_Stored entries_
══════
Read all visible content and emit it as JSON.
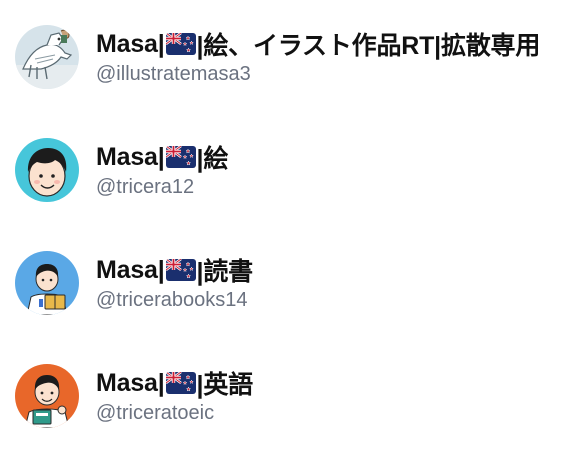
{
  "accounts": [
    {
      "name_prefix": "Masa|",
      "name_suffix": "|絵、イラスト作品RT|拡散専用",
      "flag_icon": "new-zealand-flag-icon",
      "handle": "@illustratemasa3",
      "avatar_icon": "dinosaur-skeleton-illustration-avatar",
      "avatar_bg": "#c9dde8"
    },
    {
      "name_prefix": "Masa|",
      "name_suffix": "|絵",
      "flag_icon": "new-zealand-flag-icon",
      "handle": "@tricera12",
      "avatar_icon": "smiling-boy-avatar",
      "avatar_bg": "#46c6da"
    },
    {
      "name_prefix": "Masa|",
      "name_suffix": "|読書",
      "flag_icon": "new-zealand-flag-icon",
      "handle": "@tricerabooks14",
      "avatar_icon": "boy-reading-book-avatar",
      "avatar_bg": "#5aa8e6"
    },
    {
      "name_prefix": "Masa|",
      "name_suffix": "|英語",
      "flag_icon": "new-zealand-flag-icon",
      "handle": "@triceratoeic",
      "avatar_icon": "boy-with-textbook-avatar",
      "avatar_bg": "#e8672a"
    }
  ],
  "colors": {
    "name_text": "#111111",
    "handle_text": "#6b7280",
    "background": "#ffffff",
    "flag_blue": "#1a2f6e",
    "flag_red": "#cc1e35"
  }
}
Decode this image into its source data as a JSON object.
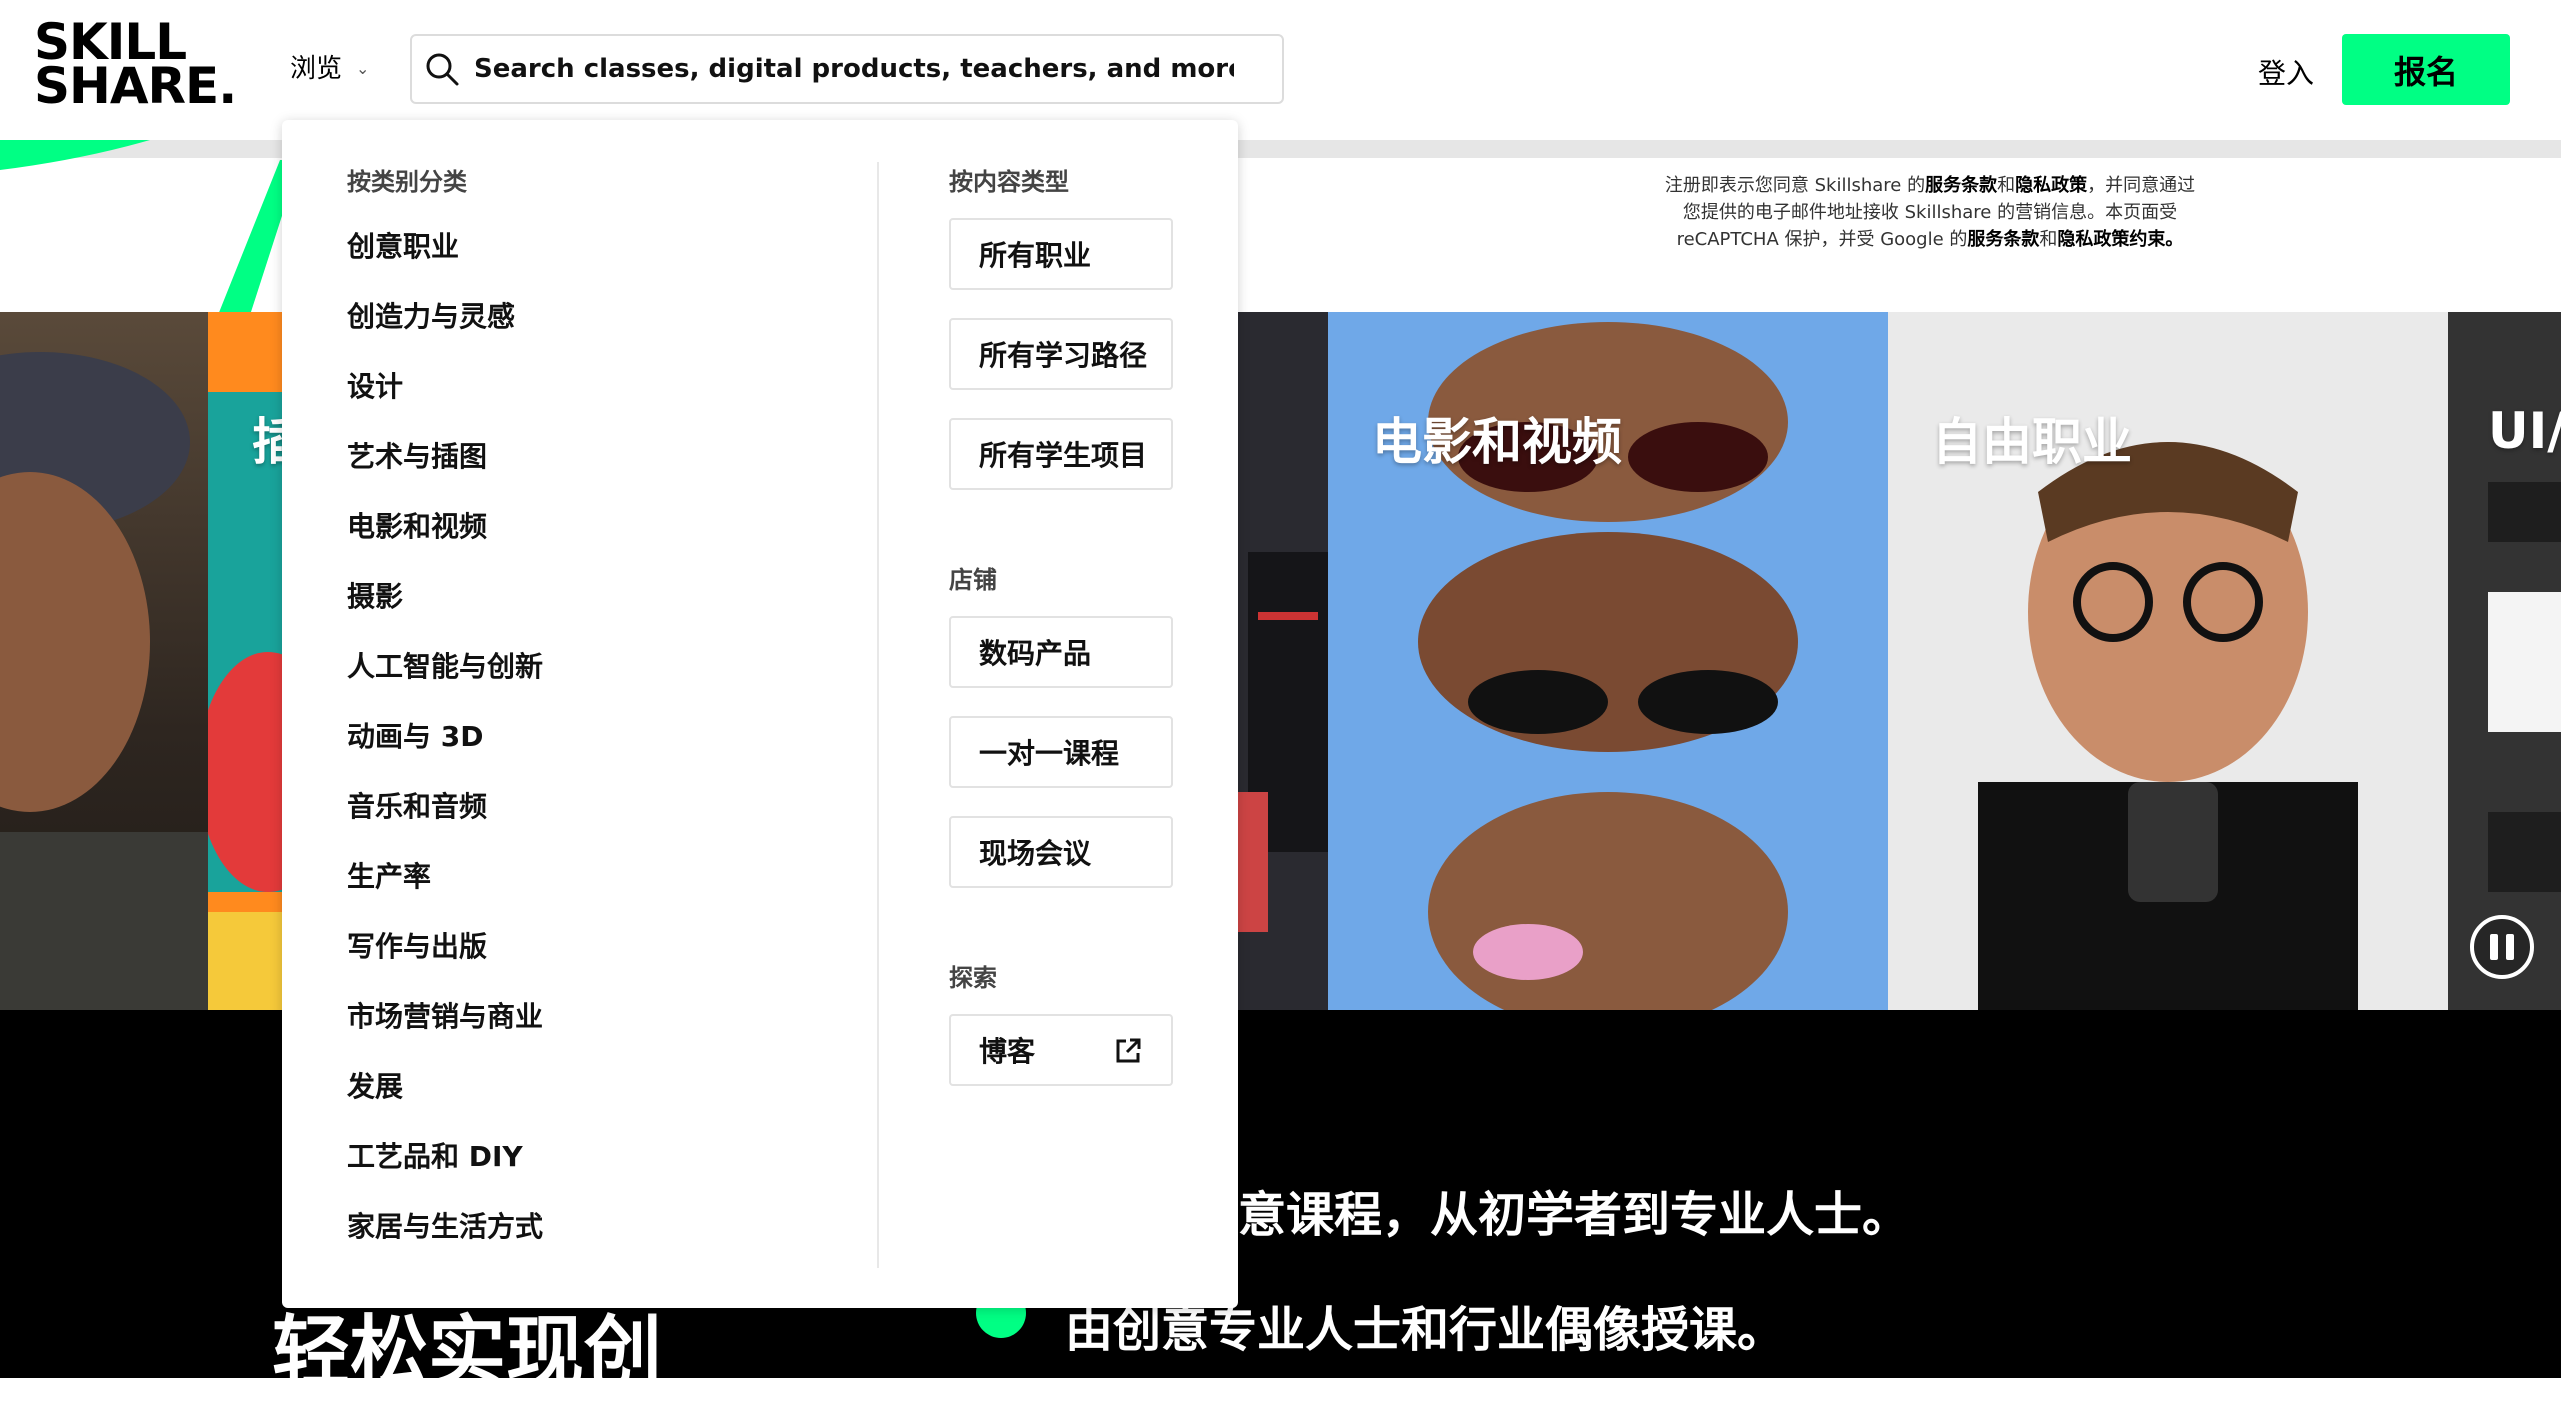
{
  "header": {
    "logo_line1": "SKILL",
    "logo_line2": "SHARE.",
    "browse_label": "浏览",
    "search_placeholder": "Search classes, digital products, teachers, and more",
    "login_label": "登入",
    "signup_label": "报名"
  },
  "legal": {
    "line1_prefix": "注册即表示您同意 Skillshare 的",
    "terms": "服务条款",
    "and": "和",
    "privacy": "隐私政策",
    "line1_suffix": "，并同意通过",
    "line2": "您提供的电子邮件地址接收 Skillshare 的营销信息。本页面受",
    "line3_prefix": "reCAPTCHA 保护，并受 Google 的",
    "terms2": "服务条款",
    "and2": "和",
    "privacy2": "隐私政策约束。"
  },
  "tiles": [
    {
      "label": ""
    },
    {
      "label": "插"
    },
    {
      "label": ""
    },
    {
      "label": "电影和视频"
    },
    {
      "label": "自由职业"
    },
    {
      "label": "UI/"
    }
  ],
  "features": [
    {
      "text": "创意课程，从初学者到专业人士。"
    },
    {
      "text": "由创意专业人士和行业偶像授课。"
    }
  ],
  "big_heading": "轻松实现创",
  "dropdown": {
    "categories_title": "按类别分类",
    "categories": [
      "创意职业",
      "创造力与灵感",
      "设计",
      "艺术与插图",
      "电影和视频",
      "摄影",
      "人工智能与创新",
      "动画与 3D",
      "音乐和音频",
      "生产率",
      "写作与出版",
      "市场营销与商业",
      "发展",
      "工艺品和 DIY",
      "家居与生活方式"
    ],
    "content_title": "按内容类型",
    "content_types": [
      "所有职业",
      "所有学习路径",
      "所有学生项目"
    ],
    "store_title": "店铺",
    "store_items": [
      "数码产品",
      "一对一课程",
      "现场会议"
    ],
    "explore_title": "探索",
    "explore_items": [
      "博客"
    ]
  },
  "colors": {
    "brand_green": "#00ff84",
    "black": "#000000"
  }
}
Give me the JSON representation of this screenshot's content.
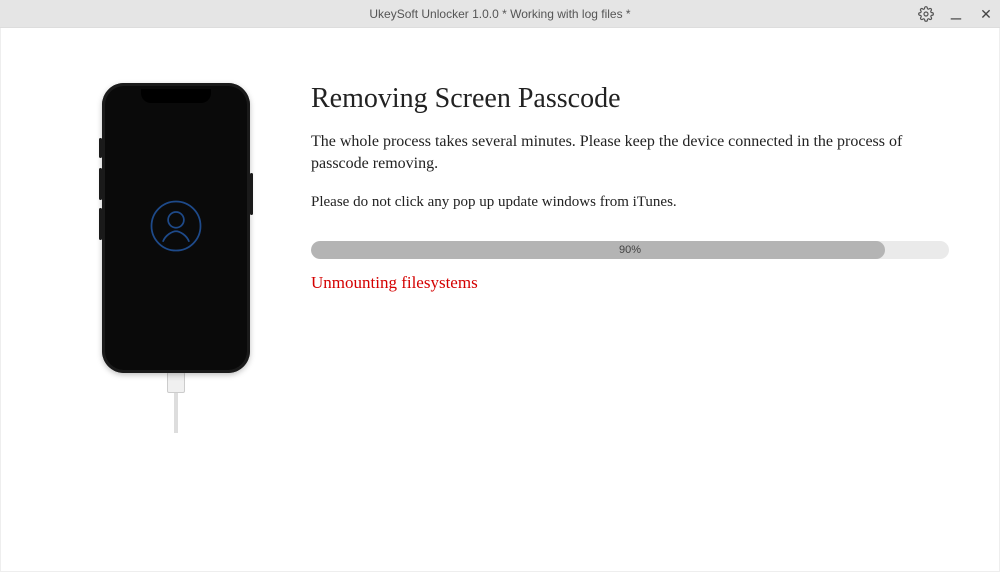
{
  "titlebar": {
    "title": "UkeySoft Unlocker 1.0.0 * Working with log files *"
  },
  "main": {
    "heading": "Removing Screen Passcode",
    "description": "The whole process takes several minutes. Please keep the device connected in the process of passcode removing.",
    "warning": "Please do not click any pop up update windows from iTunes.",
    "progress_percent": 90,
    "progress_label": "90%",
    "status": "Unmounting filesystems"
  },
  "colors": {
    "status_red": "#d40000",
    "progress_fill": "#b4b4b4",
    "accent_blue": "#1e4a8a"
  }
}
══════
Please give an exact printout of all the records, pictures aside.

Read all visible content and emit it as JSON.
{
  "accounts": [
    {
      "name_prefix": "Masa|",
      "name_suffix": "|絵、イラスト作品RT|拡散専用",
      "flag_icon": "new-zealand-flag-icon",
      "handle": "@illustratemasa3",
      "avatar_icon": "dinosaur-skeleton-illustration-avatar",
      "avatar_bg": "#c9dde8"
    },
    {
      "name_prefix": "Masa|",
      "name_suffix": "|絵",
      "flag_icon": "new-zealand-flag-icon",
      "handle": "@tricera12",
      "avatar_icon": "smiling-boy-avatar",
      "avatar_bg": "#46c6da"
    },
    {
      "name_prefix": "Masa|",
      "name_suffix": "|読書",
      "flag_icon": "new-zealand-flag-icon",
      "handle": "@tricerabooks14",
      "avatar_icon": "boy-reading-book-avatar",
      "avatar_bg": "#5aa8e6"
    },
    {
      "name_prefix": "Masa|",
      "name_suffix": "|英語",
      "flag_icon": "new-zealand-flag-icon",
      "handle": "@triceratoeic",
      "avatar_icon": "boy-with-textbook-avatar",
      "avatar_bg": "#e8672a"
    }
  ],
  "colors": {
    "name_text": "#111111",
    "handle_text": "#6b7280",
    "background": "#ffffff",
    "flag_blue": "#1a2f6e",
    "flag_red": "#cc1e35"
  }
}
Decode this image into its source data as a JSON object.
{
  "header": {
    "logo_line1": "SKILL",
    "logo_line2": "SHARE.",
    "browse_label": "浏览",
    "search_placeholder": "Search classes, digital products, teachers, and more",
    "login_label": "登入",
    "signup_label": "报名"
  },
  "legal": {
    "line1_prefix": "注册即表示您同意 Skillshare 的",
    "terms": "服务条款",
    "and": "和",
    "privacy": "隐私政策",
    "line1_suffix": "，并同意通过",
    "line2": "您提供的电子邮件地址接收 Skillshare 的营销信息。本页面受",
    "line3_prefix": "reCAPTCHA 保护，并受 Google 的",
    "terms2": "服务条款",
    "and2": "和",
    "privacy2": "隐私政策约束。"
  },
  "tiles": [
    {
      "label": ""
    },
    {
      "label": "插"
    },
    {
      "label": ""
    },
    {
      "label": "电影和视频"
    },
    {
      "label": "自由职业"
    },
    {
      "label": "UI/"
    }
  ],
  "features": [
    {
      "text": "创意课程，从初学者到专业人士。"
    },
    {
      "text": "由创意专业人士和行业偶像授课。"
    }
  ],
  "big_heading": "轻松实现创",
  "dropdown": {
    "categories_title": "按类别分类",
    "categories": [
      "创意职业",
      "创造力与灵感",
      "设计",
      "艺术与插图",
      "电影和视频",
      "摄影",
      "人工智能与创新",
      "动画与 3D",
      "音乐和音频",
      "生产率",
      "写作与出版",
      "市场营销与商业",
      "发展",
      "工艺品和 DIY",
      "家居与生活方式"
    ],
    "content_title": "按内容类型",
    "content_types": [
      "所有职业",
      "所有学习路径",
      "所有学生项目"
    ],
    "store_title": "店铺",
    "store_items": [
      "数码产品",
      "一对一课程",
      "现场会议"
    ],
    "explore_title": "探索",
    "explore_items": [
      "博客"
    ]
  },
  "colors": {
    "brand_green": "#00ff84",
    "black": "#000000"
  }
}
Give me the JSON representation of this screenshot's content.
{
  "titlebar": {
    "title": "UkeySoft Unlocker 1.0.0 * Working with log files *"
  },
  "main": {
    "heading": "Removing Screen Passcode",
    "description": "The whole process takes several minutes. Please keep the device connected in the process of passcode removing.",
    "warning": "Please do not click any pop up update windows from iTunes.",
    "progress_percent": 90,
    "progress_label": "90%",
    "status": "Unmounting filesystems"
  },
  "colors": {
    "status_red": "#d40000",
    "progress_fill": "#b4b4b4",
    "accent_blue": "#1e4a8a"
  }
}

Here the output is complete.